Preserving eggplant through canning allows you to enjoy this versatile vegetable year-round. It’s important to note that canning eggplant requires proper equipment and following specific canning guidelines to ensure safety. Start by blanching the eggplant in boiling water for a few minutes, then pack it into sterilized jars along with your preferred liquid, such as vinegar or tomato sauce. Process the jars in a boiling water bath according to the canning instructions for your specific recipe. Canned eggplant can be stored for up to one year and makes a convenient addition to salads, antipasto platters, or sandwiches.
Different Culinary Uses
Eggplant can shine as the star ingredient in many main dishes. Whether it’s in casseroles, pasta dishes, stir-fries, or stuffed preparations, eggplant brings a unique texture and flavor to your plate. Try eggplant in dishes like ratatouille, eggplant curry, or stuffed eggplant with spices, grains, and vegetables. The versatility of eggplant makes it a favorite among vegetarians and carnivores alike.
Eggplant is a versatile vegetable that can also play a supporting role as a side dish. Sautéed eggplant with garlic and soy sauce, roasted eggplant with balsamic glaze, or grilled eggplant with feta cheese are just a few examples of the delicious side dishes you can create. Pair eggplant with other seasonal vegetables, herbs, and spices to create a flavorful and nutritious accompaniment to your meals.
Eggplant-based appetizers are always a hit at parties and gatherings. From the classic Baba Ganoush to eggplant Caprese skewers, there are endless options to explore. Try grilling eggplant slices and topping them with fresh mozzarella, tomatoes, and basil for a twist on the traditional Caprese salad. Alternatively, bread and fry eggplant slices to make crispy eggplant fries served with a tangy dipping sauce. The possibilities are limited only by your creativity.
In conclusion, cooking eggplant is all about understanding its unique qualities and exploring a variety of preparation methods and flavor combinations.
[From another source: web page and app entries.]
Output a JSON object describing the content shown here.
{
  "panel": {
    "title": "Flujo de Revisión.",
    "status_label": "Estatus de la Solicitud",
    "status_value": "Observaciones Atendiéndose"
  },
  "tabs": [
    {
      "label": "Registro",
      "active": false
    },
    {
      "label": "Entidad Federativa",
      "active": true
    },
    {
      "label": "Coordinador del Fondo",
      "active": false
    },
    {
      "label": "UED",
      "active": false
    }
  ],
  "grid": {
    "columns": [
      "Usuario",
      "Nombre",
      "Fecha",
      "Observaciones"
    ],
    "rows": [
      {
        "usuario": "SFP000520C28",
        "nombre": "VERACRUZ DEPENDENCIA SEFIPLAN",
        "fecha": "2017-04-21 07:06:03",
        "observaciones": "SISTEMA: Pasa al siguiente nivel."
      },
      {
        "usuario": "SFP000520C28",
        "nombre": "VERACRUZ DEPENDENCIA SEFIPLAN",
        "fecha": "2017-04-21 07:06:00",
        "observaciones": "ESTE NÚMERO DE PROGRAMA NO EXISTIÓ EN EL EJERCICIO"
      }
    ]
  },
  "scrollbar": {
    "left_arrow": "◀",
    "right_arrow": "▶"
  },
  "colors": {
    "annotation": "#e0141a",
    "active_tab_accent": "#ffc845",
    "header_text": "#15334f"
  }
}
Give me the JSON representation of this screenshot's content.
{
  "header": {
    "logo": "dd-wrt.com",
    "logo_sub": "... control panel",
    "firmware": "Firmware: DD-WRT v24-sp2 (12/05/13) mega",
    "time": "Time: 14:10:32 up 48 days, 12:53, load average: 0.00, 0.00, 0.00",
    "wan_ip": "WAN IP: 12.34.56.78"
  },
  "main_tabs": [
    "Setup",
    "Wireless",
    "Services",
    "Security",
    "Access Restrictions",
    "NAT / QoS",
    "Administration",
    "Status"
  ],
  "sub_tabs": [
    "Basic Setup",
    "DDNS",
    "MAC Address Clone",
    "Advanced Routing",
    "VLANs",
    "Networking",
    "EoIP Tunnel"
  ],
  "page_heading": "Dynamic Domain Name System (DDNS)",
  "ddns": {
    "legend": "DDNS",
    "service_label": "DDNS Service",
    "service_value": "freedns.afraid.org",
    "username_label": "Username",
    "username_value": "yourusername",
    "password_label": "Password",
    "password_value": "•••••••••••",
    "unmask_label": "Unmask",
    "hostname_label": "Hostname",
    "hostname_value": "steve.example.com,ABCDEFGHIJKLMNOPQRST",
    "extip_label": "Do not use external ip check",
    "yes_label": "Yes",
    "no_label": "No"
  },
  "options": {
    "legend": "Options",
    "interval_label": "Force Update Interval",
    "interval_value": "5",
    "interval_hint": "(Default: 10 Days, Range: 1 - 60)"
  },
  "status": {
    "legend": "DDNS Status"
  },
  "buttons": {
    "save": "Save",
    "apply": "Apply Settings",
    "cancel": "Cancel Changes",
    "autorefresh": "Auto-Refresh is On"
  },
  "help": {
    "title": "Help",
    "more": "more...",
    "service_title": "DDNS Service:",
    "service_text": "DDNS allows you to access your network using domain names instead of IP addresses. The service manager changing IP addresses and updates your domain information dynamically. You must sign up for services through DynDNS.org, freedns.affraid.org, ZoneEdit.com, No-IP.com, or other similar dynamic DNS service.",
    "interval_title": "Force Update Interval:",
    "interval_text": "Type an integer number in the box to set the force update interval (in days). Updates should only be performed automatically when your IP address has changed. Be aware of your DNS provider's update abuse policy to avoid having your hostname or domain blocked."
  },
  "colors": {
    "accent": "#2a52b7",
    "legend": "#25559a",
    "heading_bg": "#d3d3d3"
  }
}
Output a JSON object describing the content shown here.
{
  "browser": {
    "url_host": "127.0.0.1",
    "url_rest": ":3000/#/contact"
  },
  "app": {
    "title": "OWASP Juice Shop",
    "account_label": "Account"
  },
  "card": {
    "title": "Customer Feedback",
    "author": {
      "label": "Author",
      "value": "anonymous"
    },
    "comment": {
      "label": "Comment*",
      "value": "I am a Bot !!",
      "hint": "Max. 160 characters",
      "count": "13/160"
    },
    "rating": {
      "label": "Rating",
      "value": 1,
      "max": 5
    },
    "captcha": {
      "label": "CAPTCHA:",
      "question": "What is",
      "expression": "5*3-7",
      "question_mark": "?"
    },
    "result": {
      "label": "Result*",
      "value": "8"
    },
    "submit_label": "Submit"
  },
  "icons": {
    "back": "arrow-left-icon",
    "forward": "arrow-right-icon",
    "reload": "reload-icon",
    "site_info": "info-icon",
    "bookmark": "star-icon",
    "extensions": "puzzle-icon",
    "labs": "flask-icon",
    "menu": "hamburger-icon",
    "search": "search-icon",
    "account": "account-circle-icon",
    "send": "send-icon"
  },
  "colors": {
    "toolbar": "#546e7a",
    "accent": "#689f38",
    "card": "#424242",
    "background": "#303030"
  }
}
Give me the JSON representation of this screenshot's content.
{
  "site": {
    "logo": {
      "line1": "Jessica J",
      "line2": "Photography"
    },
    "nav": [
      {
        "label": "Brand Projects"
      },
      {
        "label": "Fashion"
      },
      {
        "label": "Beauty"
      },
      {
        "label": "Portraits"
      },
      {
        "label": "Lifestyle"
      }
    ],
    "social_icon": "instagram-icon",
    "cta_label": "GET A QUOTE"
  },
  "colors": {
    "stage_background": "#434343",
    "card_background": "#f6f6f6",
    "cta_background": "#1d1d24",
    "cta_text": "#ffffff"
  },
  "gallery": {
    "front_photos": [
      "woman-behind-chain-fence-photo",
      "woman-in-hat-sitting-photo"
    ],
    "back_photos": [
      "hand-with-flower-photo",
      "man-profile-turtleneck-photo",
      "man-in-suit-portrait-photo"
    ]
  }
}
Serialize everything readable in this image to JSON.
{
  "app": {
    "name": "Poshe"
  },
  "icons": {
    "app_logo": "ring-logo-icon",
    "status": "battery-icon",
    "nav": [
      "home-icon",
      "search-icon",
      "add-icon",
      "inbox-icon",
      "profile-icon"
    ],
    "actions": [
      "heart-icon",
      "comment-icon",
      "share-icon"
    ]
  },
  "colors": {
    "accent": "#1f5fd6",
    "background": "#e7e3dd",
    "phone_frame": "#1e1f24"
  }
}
Choose the right eggplant based on size, color, and texture to suit your recipe. Experiment with different cutting and slicing techniques to achieve the desired texture and presentation. Explore various cooking techniques from roasting to sautéing to enhance the flavors of eggplant. Add flavor through marinating, seasoning, and using a variety of spices and herbs. Pair eggplant with complementary ingredients like tomatoes, garlic, and onions to create harmonious flavor profiles. Lastly, enjoy the versatility of eggplant in main dishes, side dishes, and appetizers. With these tips and ideas, you’ll be able to unlock the secret to cooking delicious eggplant dishes every time.